Sri Lanka levels 14 charges against chief justice
COLOMBO, Sri Lanka (AP) -- Sri Lanka's government has accused the country's chief justice of not disclosing income and property among 14 charges cited in an impeachment bid against her.
The Parliament is meeting Tuesday to discuss setting up a committee to investigate the charges against Chief Justice Shirani Bandaranayake that were handed to speaker Chamal Rajapaksa last week.
The charges are listed in Parliament's order paper and say Bandaranayake by her actions has "plunged the Supreme Court and the office of chief justice into disrepute."
It says Bandaranayake did not disclose how she obtained 19 million rupees ($146,000) to pay for a house purchased under power of attorney for another person, and says that she took control of several cases filed against the company that sold the property, having removed the judges who originally heard the cases.
Bandaranayake is also accused of not declaring details of 20 bank accounts, including four foreign currency ones worth a total of 34 million rupees ($260,000).
The order paper says that Bandaranayake is unfit to remain chief justice because she has the power to transfer or take disciplinary action against judges or examine case documents when her husband, a former state bank chairman is on trial for corruption.
She is also accused of misusing her position to harass other judges.
Opposition parties and independent analysts say the impeachment is politically motivated and an attempt to stifle the independence of the judiciary as part of a government scheme to concentrate power in the hands of President Mahinda Rajapaksa. The speaker is his older brother.

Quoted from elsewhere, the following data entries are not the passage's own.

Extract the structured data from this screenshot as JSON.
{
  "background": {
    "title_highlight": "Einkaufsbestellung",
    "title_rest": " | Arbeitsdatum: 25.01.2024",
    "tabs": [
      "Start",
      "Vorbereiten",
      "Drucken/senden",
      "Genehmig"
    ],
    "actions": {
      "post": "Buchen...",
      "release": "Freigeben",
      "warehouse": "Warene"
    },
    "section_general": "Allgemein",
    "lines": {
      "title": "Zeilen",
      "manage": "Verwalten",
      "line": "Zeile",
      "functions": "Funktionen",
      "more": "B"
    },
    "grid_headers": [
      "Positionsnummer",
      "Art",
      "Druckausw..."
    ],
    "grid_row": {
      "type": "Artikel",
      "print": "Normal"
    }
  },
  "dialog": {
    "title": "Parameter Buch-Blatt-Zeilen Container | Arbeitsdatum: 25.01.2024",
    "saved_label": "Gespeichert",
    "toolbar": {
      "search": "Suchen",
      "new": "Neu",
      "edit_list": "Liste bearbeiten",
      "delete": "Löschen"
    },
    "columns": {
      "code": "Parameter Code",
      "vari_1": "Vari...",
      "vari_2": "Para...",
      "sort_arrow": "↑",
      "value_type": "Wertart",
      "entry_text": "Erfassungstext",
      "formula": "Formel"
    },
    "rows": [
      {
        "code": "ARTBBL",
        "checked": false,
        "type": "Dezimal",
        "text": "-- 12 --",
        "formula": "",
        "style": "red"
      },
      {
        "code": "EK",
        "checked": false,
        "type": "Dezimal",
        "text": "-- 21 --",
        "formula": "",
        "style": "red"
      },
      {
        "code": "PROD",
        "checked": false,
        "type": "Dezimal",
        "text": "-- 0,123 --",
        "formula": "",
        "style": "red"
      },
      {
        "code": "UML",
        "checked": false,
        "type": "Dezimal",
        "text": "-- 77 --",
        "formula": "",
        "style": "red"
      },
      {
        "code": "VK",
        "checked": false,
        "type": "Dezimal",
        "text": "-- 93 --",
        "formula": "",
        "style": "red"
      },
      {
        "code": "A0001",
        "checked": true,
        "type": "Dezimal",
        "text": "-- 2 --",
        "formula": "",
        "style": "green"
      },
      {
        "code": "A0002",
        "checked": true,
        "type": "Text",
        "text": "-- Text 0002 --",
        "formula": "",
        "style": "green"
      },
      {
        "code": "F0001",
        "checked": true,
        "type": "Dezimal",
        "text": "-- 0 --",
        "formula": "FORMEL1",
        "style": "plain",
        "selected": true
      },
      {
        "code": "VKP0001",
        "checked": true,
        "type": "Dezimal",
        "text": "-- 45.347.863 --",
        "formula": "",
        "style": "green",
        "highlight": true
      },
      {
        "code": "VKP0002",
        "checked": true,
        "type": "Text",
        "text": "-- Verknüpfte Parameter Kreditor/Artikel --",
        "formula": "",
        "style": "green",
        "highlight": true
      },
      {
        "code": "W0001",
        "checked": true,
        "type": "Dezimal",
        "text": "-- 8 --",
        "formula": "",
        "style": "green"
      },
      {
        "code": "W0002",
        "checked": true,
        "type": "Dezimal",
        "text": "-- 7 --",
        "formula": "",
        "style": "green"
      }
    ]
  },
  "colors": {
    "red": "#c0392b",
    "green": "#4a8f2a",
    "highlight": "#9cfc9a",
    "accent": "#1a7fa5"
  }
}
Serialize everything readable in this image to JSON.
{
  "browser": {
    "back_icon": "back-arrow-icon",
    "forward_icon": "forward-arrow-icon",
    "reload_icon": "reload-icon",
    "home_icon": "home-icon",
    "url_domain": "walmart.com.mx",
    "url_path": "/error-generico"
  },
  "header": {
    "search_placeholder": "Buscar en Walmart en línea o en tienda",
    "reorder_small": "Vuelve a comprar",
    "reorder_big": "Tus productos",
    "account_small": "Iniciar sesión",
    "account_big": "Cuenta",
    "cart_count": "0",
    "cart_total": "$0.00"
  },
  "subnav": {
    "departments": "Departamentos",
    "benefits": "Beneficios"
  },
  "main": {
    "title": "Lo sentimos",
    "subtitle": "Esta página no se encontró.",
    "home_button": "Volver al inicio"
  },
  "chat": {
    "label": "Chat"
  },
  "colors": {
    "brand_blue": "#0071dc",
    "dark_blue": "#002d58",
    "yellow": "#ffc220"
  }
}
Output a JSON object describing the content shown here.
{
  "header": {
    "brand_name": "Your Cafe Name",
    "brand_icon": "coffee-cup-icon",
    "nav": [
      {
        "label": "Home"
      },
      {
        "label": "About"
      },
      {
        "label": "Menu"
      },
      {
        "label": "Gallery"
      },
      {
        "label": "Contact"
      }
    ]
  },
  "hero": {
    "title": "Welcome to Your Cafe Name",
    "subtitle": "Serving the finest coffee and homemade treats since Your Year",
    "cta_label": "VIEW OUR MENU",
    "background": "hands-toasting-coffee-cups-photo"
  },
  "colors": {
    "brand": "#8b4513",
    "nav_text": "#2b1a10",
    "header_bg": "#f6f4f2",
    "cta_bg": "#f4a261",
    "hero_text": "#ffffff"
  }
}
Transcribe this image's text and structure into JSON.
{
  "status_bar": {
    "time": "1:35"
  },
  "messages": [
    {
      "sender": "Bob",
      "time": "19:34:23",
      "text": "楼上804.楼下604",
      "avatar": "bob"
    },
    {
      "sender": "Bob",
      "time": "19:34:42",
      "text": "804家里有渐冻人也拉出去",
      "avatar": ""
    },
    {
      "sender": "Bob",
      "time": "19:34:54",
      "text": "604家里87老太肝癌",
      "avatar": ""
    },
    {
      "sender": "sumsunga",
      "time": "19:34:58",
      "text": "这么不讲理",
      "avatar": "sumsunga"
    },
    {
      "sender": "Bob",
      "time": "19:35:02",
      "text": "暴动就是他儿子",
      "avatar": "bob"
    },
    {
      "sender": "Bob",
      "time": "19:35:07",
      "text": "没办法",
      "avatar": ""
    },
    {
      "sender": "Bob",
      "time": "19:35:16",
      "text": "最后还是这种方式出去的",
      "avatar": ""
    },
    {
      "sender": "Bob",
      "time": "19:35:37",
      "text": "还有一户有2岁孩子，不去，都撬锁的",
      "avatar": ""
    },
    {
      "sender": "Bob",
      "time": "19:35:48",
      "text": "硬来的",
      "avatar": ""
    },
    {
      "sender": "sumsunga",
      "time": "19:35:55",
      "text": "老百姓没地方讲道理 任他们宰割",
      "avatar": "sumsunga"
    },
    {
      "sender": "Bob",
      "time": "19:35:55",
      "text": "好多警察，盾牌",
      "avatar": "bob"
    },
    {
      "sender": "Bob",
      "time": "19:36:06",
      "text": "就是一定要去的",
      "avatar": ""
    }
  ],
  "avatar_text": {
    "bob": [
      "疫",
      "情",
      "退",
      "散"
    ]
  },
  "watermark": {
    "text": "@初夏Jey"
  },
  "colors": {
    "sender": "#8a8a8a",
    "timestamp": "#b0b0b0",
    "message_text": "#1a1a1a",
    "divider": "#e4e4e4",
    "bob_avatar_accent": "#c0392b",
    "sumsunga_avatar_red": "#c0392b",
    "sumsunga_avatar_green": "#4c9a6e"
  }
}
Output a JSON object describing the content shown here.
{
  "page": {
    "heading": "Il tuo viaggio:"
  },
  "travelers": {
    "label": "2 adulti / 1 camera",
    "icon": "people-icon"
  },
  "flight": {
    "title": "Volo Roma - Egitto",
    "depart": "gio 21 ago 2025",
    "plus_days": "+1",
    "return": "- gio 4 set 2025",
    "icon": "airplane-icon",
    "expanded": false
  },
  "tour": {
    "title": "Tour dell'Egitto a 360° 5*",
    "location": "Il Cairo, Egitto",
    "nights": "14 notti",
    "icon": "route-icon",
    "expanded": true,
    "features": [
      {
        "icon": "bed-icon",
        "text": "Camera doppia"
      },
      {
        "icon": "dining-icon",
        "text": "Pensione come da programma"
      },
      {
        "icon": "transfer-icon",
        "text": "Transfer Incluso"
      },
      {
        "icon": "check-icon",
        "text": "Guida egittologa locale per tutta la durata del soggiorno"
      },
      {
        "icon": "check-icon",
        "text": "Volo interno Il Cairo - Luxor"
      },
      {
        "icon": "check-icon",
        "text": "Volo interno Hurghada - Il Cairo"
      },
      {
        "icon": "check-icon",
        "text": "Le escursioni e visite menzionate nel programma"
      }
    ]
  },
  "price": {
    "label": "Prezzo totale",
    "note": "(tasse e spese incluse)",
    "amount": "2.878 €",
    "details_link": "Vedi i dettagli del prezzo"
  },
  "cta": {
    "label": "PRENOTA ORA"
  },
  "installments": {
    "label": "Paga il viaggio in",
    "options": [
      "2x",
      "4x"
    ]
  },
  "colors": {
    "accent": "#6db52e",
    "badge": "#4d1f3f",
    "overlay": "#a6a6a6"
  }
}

If the committee finds a valid case the motion will be debated and voted on and the president will informed of the outcome for further action. With the ruling coalition controlling more than two-thirds of the Parliament seats, the motion is expected to be carried easily.
The impeachment follows months of conflict between the Parliament controlled by President Rajapaksa and the judiciary.
Secretary of the Judicial Services Commission Manjula Thilakaratne was assaulted last month after he publicly said powerful people were trying to interfere with its work and judges and their families were under threat.
Opposition parties accused the government for the attack but the government has denied responsibility.
Bandaranayake particularly came under government criticism after she ruled that a government bill contradicts the constitution.
(Copyright 2012 by The Associated Press. All Rights Reserved.)